In a paper that appeared in The Astrophysical Journal Letters, the authors describe a newly identified red dwarf star with a warm circumstellar disk of the kind associated with young planetary systems. Circumstellar disks around red "M" dwarfs like this one are rare to begin with. But this star, called AWI0005x3s, appears to have kept its disk for an exceptionally long time.

"Most disks of this kind fade away in less than 30 million years," says Steven Silverberg, a graduate student in the Homer L. Dodge Department of Physics and Astronomy at OU, and the lead author on the paper. "This particular red dwarf is a candidate member of the Carina association, which would make it around 45 million years old. It's the oldest red dwarf system with a disk we've seen in one of these associations."

The discovery relied on citizen scientists from Disk Detective, a project led by NASA/GSFC's Dr. Marc Kuchner, to find new circumstellar disks. At the project's website, DiskDetective.org, users view ten-second videos of data from NASA's Wide-field Infrared Survey Explorer mission (WISE), NASA's Two-Micron All Sky Survey (2MASS) project, and other surveys. Since the launch of the website in January 2014, roughly 30,000 citizen scientists have participated in this process, performing roughly 2 million classifications of celestial objects.

"The WISE mission found 747 million objects, of which we expect a few thousand to be disks like this," Silverberg explains. "Without help from citizen scientists examining these objects and finding the good ones, we would have never spotted this object."

Eight of these citizen scientists are featured by name as co-authors on the published paper.

"Unraveling the mysteries of our universe, while contributing to the advancement of astronomy, is, without a doubt, a dream come true," says Hugo Durantini Luca, a citizen science co-author from Argentina, "especially while working alongside some of the best people from around the world." 

"I've loved astronomy since childhood and wanted to be part of the space program, as did every boy my age," adds Milton Bosch, a citizen scientist co-author from California. "I feel very fortunate to be part of such a great group of dedicated people, and am thrilled to partake in this adventure of discovery and be a co-author on this paper."

Determining the age of a star can be tricky or impossible. But the Carina association, where this star was found, is a group of stars whose motions through the Galaxy indicate that they were all born at roughly the same time in the same stellar nursery. Membership in one of these groups provides a reliable way to estimate the star's age. Knowing that this star and its disk are so old may help scientists understand why M dwarf disks appear to be so rare.
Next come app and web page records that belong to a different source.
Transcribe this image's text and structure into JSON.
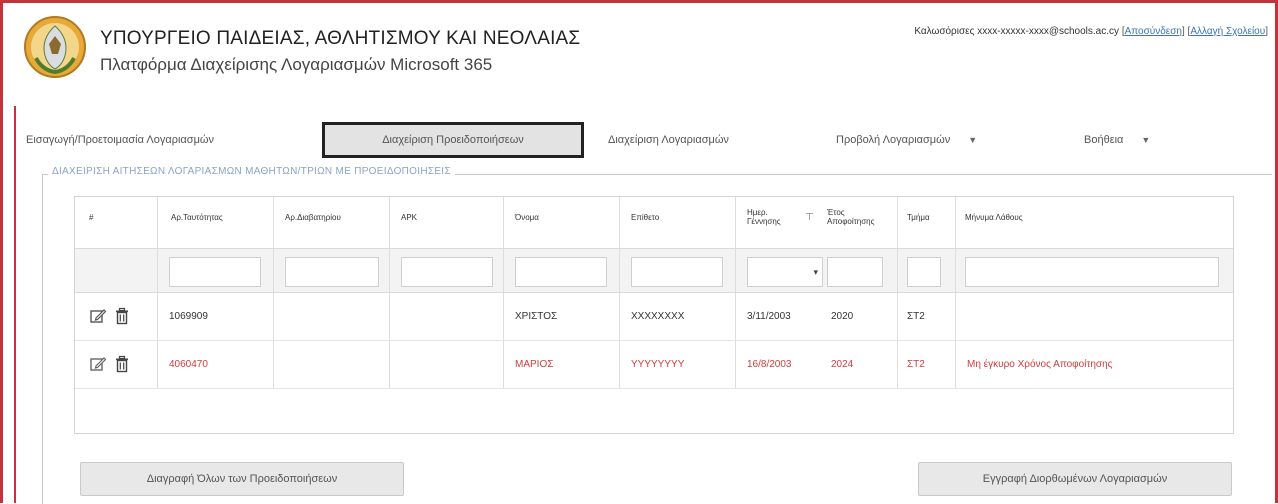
{
  "header": {
    "ministry_title": "ΥΠΟΥΡΓΕΙΟ ΠΑΙΔΕΙΑΣ, ΑΘΛΗΤΙΣΜΟΥ ΚΑΙ ΝΕΟΛΑΙΑΣ",
    "platform_subtitle": "Πλατφόρμα Διαχείρισης Λογαριασμών Microsoft 365",
    "user_prefix": "Καλωσόρισες ",
    "user_email": "xxxx-xxxxx-xxxx@schools.ac.cy",
    "logout_label": "Αποσύνδεση",
    "change_school_label": "Αλλαγή Σχολείου"
  },
  "nav": {
    "items": [
      {
        "label": "Εισαγωγή/Προετοιμασία Λογαριασμών"
      },
      {
        "label": "Διαχείριση Προειδοποιήσεων"
      },
      {
        "label": "Διαχείριση Λογαριασμών"
      },
      {
        "label": "Προβολή Λογαριασμών"
      },
      {
        "label": "Βοήθεια"
      }
    ],
    "dropdown_caret": "▼"
  },
  "section": {
    "legend": "ΔΙΑΧΕΙΡΙΣΗ ΑΙΤΗΣΕΩΝ ΛΟΓΑΡΙΑΣΜΩΝ ΜΑΘΗΤΩΝ/ΤΡΙΩΝ ΜΕ ΠΡΟΕΙΔΟΠΟΙΗΣΕΙΣ"
  },
  "grid": {
    "columns": [
      "#",
      "Αρ.Ταυτότητας",
      "Αρ.Διαβατηρίου",
      "ΑΡΚ",
      "Όνομα",
      "Επίθετο",
      "Ημερ. Γέννησης",
      "Έτος Αποφοίτησης",
      "Τμήμα",
      "Μήνυμα Λάθους"
    ],
    "filter_icon": "⊤",
    "select_arrow": "▾",
    "rows": [
      {
        "id_number": "1069909",
        "passport": "",
        "ark": "",
        "first_name": "ΧΡΙΣΤΟΣ",
        "last_name": "XXXXXXXX",
        "birth_date": "3/11/2003",
        "grad_year": "2020",
        "class": "ΣΤ2",
        "error_message": "",
        "status": "normal"
      },
      {
        "id_number": "4060470",
        "passport": "",
        "ark": "",
        "first_name": "ΜΑΡΙΟΣ",
        "last_name": "YYYYYYYY",
        "birth_date": "16/8/2003",
        "grad_year": "2024",
        "class": "ΣΤ2",
        "error_message": "Μη έγκυρο Χρόνος Αποφοίτησης",
        "status": "error"
      }
    ]
  },
  "buttons": {
    "left": "Διαγραφή Όλων των Προειδοποιήσεων",
    "right": "Εγγραφή Διορθωμένων Λογαριασμών"
  },
  "colors": {
    "frame": "#c4323b",
    "error_text": "#d33a3a",
    "link": "#3a73b8"
  }
}
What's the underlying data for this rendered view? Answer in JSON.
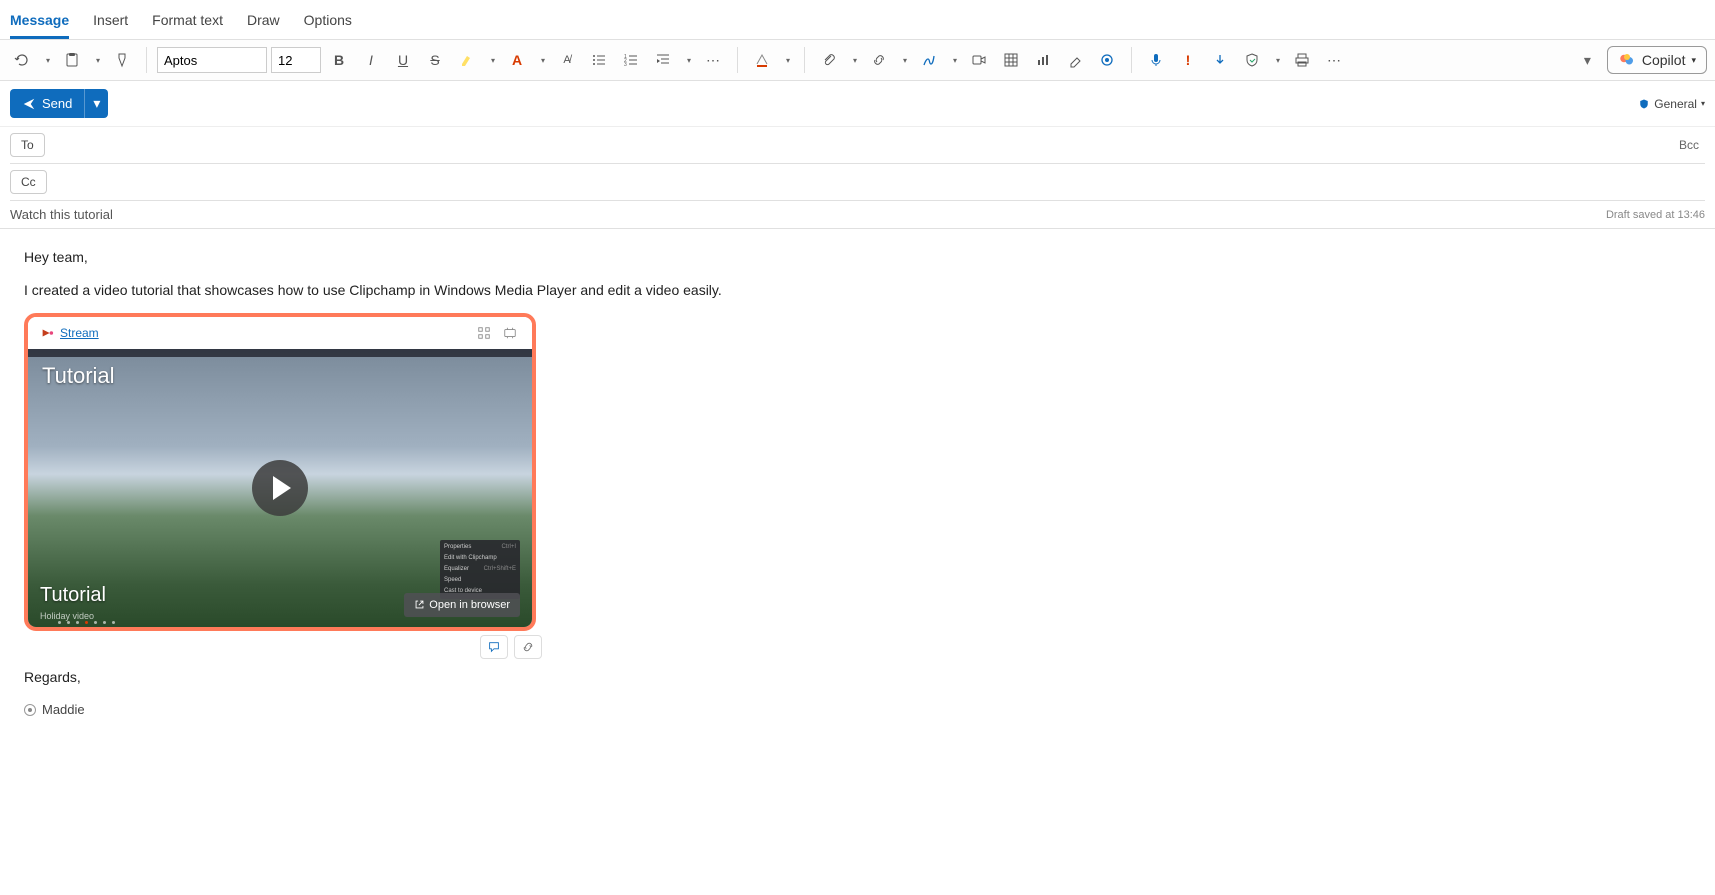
{
  "tabs": {
    "items": [
      "Message",
      "Insert",
      "Format text",
      "Draw",
      "Options"
    ],
    "active": 0
  },
  "ribbon": {
    "font_name": "Aptos",
    "font_size": "12"
  },
  "copilot": {
    "label": "Copilot"
  },
  "send": {
    "label": "Send"
  },
  "sensitivity": {
    "label": "General"
  },
  "recipients": {
    "to_label": "To",
    "cc_label": "Cc",
    "bcc_label": "Bcc",
    "to_value": "",
    "cc_value": ""
  },
  "subject": {
    "value": "Watch this tutorial",
    "draft_status": "Draft saved at 13:46"
  },
  "body": {
    "greeting": "Hey team,",
    "para1": "I created a video tutorial that showcases how to use Clipchamp in Windows Media Player and edit a video easily.",
    "regards": "Regards,",
    "signature": "Maddie"
  },
  "video_card": {
    "source_label": "Stream",
    "title_top": "Tutorial",
    "title_bottom": "Tutorial",
    "subtitle": "Holiday video",
    "open_label": "Open in browser",
    "context_menu": [
      {
        "label": "Properties",
        "hotkey": "Ctrl+I"
      },
      {
        "label": "Edit with Clipchamp",
        "hotkey": ""
      },
      {
        "label": "Equalizer",
        "hotkey": "Ctrl+Shift+E"
      },
      {
        "label": "Speed",
        "hotkey": ""
      },
      {
        "label": "Cast to device",
        "hotkey": ""
      }
    ]
  }
}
This star and its disk are interesting for another reason: the likelihood that it hosts extrasolar planets. Most of the extrasolar planets that have been imaged by telescopes so far dwell in disks similar to the one around AWI0005x3s. Moreover, this particular star is the same spectral type as Proxima Centauri, the Sun's nearest neighbor, which was shown to host at least one exoplanet in research published earlier this year.